App and web page records:
*** Block opens ***
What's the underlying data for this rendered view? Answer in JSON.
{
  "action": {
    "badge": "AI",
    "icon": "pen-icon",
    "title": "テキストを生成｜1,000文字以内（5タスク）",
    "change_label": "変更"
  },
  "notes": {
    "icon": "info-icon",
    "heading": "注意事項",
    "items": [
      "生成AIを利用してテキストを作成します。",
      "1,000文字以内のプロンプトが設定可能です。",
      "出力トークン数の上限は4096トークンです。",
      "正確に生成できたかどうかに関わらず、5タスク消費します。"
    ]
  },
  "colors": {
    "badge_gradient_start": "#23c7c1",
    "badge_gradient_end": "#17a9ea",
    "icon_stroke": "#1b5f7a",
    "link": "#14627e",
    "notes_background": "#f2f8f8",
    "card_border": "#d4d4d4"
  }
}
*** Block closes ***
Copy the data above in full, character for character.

Answer for the task:
What's the underlying data for this rendered view? Answer in JSON.
{
  "action": {
    "badge": "AI",
    "icon": "pen-icon",
    "title": "テキストを生成｜1,000文字以内（5タスク）",
    "change_label": "変更"
  },
  "notes": {
    "icon": "info-icon",
    "heading": "注意事項",
    "items": [
      "生成AIを利用してテキストを作成します。",
      "1,000文字以内のプロンプトが設定可能です。",
      "出力トークン数の上限は4096トークンです。",
      "正確に生成できたかどうかに関わらず、5タスク消費します。"
    ]
  },
  "colors": {
    "badge_gradient_start": "#23c7c1",
    "badge_gradient_end": "#17a9ea",
    "icon_stroke": "#1b5f7a",
    "link": "#14627e",
    "notes_background": "#f2f8f8",
    "card_border": "#d4d4d4"
  }
}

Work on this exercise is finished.